**EXERCISE**
A single figure is the whole answer: the number of lines in the records that contain "Hoja".

**DATA IN THIS EXERCISE**
• • • • • • •
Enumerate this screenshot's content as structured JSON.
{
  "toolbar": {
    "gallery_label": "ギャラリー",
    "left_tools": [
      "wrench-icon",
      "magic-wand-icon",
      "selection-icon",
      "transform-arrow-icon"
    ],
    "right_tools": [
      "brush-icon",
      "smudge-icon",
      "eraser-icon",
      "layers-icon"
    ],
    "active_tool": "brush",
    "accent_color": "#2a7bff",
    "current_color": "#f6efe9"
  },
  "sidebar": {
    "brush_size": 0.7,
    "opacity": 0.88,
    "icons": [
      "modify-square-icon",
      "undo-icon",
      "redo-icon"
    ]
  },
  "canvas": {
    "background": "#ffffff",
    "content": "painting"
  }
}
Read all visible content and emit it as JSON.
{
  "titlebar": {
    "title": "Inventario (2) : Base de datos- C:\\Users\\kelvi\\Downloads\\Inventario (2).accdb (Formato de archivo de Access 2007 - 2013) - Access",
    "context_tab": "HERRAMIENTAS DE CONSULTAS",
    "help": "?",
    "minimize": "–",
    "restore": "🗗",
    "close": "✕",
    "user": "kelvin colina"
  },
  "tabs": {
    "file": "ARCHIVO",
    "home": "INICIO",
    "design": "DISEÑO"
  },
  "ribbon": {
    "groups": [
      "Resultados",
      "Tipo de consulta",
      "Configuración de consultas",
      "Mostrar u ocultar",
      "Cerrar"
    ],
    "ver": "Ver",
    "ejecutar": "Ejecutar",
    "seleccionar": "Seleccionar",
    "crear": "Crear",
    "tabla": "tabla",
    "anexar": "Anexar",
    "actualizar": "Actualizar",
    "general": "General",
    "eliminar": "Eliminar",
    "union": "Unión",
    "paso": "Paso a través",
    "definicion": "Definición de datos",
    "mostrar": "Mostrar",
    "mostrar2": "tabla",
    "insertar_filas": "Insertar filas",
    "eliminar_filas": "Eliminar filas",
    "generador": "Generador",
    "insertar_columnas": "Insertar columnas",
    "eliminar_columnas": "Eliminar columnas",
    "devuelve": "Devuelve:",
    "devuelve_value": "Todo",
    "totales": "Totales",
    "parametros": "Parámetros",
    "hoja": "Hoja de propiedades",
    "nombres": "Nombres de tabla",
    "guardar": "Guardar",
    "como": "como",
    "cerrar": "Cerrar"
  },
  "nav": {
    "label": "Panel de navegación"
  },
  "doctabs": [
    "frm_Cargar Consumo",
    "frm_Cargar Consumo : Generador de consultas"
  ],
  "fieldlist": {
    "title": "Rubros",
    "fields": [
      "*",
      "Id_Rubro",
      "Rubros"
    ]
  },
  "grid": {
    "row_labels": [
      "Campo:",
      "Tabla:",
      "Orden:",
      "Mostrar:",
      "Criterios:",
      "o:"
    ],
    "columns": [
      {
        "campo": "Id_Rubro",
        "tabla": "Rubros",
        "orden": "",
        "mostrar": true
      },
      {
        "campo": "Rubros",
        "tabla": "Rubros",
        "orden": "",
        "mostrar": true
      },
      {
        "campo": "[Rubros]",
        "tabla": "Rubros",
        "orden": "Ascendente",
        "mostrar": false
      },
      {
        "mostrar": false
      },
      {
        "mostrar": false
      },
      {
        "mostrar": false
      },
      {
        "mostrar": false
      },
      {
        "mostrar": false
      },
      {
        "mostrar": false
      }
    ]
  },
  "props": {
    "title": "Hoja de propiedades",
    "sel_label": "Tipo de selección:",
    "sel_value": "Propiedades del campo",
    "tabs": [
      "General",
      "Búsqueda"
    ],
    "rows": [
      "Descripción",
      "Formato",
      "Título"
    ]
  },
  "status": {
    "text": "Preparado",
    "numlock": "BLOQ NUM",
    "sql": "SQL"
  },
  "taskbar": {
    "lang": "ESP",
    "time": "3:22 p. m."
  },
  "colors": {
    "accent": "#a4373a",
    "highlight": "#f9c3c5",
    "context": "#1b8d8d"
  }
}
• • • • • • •
**TASK RESPONSE**
2